■ TASK BRIEF ■
Leave out the pictures. Return every record otherwise untouched.
########
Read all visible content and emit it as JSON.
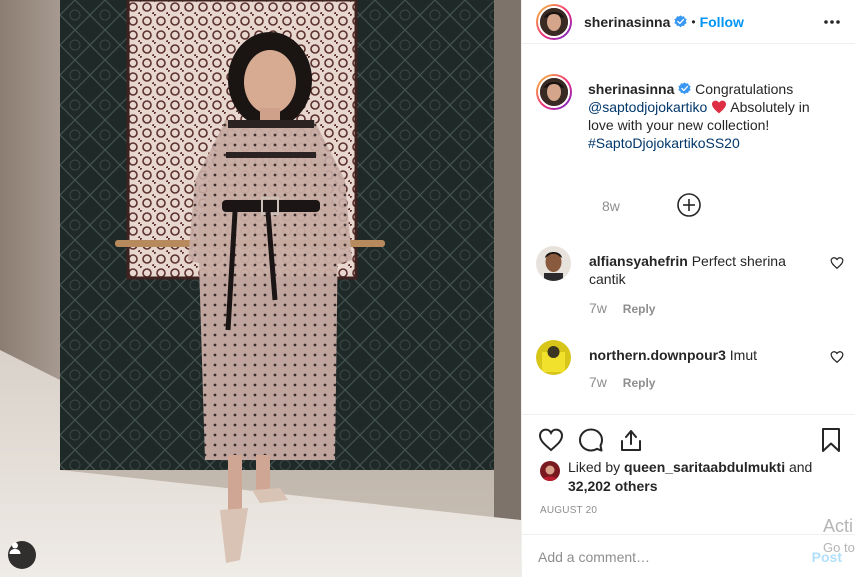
{
  "post": {
    "image_alt": "",
    "tag_icon": "user-tag-icon"
  },
  "header": {
    "username": "sherinasinna",
    "verified_icon": "verified-badge-icon",
    "separator": "•",
    "follow_label": "Follow",
    "more_icon": "more-options-icon"
  },
  "caption": {
    "username": "sherinasinna",
    "text_before": "Congratulations",
    "mention": "@saptodjojokartiko",
    "heart_icon": "red-heart-emoji",
    "text_after": "Absolutely in love with your new collection!",
    "hashtag": "#SaptoDjojokartikoSS20",
    "time": "8w"
  },
  "load_more_icon": "plus-circle-icon",
  "comments": [
    {
      "username": "alfiansyahefrin",
      "text": "Perfect sherina cantik",
      "time": "7w",
      "reply_label": "Reply"
    },
    {
      "username": "northern.downpour3",
      "text": "Imut",
      "time": "7w",
      "reply_label": "Reply"
    }
  ],
  "actions": {
    "like_icon": "heart-outline-icon",
    "comment_icon": "comment-icon",
    "share_icon": "share-icon",
    "save_icon": "bookmark-icon"
  },
  "likes": {
    "prefix": "Liked by",
    "user": "queen_saritaabdulmukti",
    "and": "and",
    "others": "32,202 others"
  },
  "date": "AUGUST 20",
  "add_comment": {
    "placeholder": "Add a comment…",
    "post_label": "Post"
  },
  "watermark": {
    "line1": "Acti",
    "line2": "Go to"
  },
  "colors": {
    "accent": "#0095f6",
    "link": "#00376b",
    "muted": "#8e8e8e",
    "heart_red": "#ed4956",
    "post_disabled": "#b2dffc"
  }
}
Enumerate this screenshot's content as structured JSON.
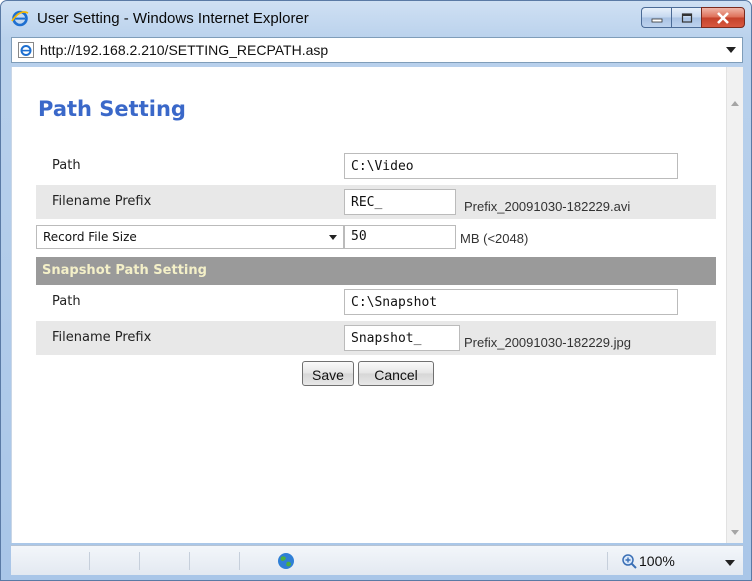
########
■ RESULT ■
Read all visible content and emit it as JSON.
{
  "post": {
    "image_alt": "",
    "tag_icon": "user-tag-icon"
  },
  "header": {
    "username": "sherinasinna",
    "verified_icon": "verified-badge-icon",
    "separator": "•",
    "follow_label": "Follow",
    "more_icon": "more-options-icon"
  },
  "caption": {
    "username": "sherinasinna",
    "text_before": "Congratulations",
    "mention": "@saptodjojokartiko",
    "heart_icon": "red-heart-emoji",
    "text_after": "Absolutely in love with your new collection!",
    "hashtag": "#SaptoDjojokartikoSS20",
    "time": "8w"
  },
  "load_more_icon": "plus-circle-icon",
  "comments": [
    {
      "username": "alfiansyahefrin",
      "text": "Perfect sherina cantik",
      "time": "7w",
      "reply_label": "Reply"
    },
    {
      "username": "northern.downpour3",
      "text": "Imut",
      "time": "7w",
      "reply_label": "Reply"
    }
  ],
  "actions": {
    "like_icon": "heart-outline-icon",
    "comment_icon": "comment-icon",
    "share_icon": "share-icon",
    "save_icon": "bookmark-icon"
  },
  "likes": {
    "prefix": "Liked by",
    "user": "queen_saritaabdulmukti",
    "and": "and",
    "others": "32,202 others"
  },
  "date": "AUGUST 20",
  "add_comment": {
    "placeholder": "Add a comment…",
    "post_label": "Post"
  },
  "watermark": {
    "line1": "Acti",
    "line2": "Go to"
  },
  "colors": {
    "accent": "#0095f6",
    "link": "#00376b",
    "muted": "#8e8e8e",
    "heart_red": "#ed4956",
    "post_disabled": "#b2dffc"
  }
}
Enumerate this screenshot's content as structured JSON.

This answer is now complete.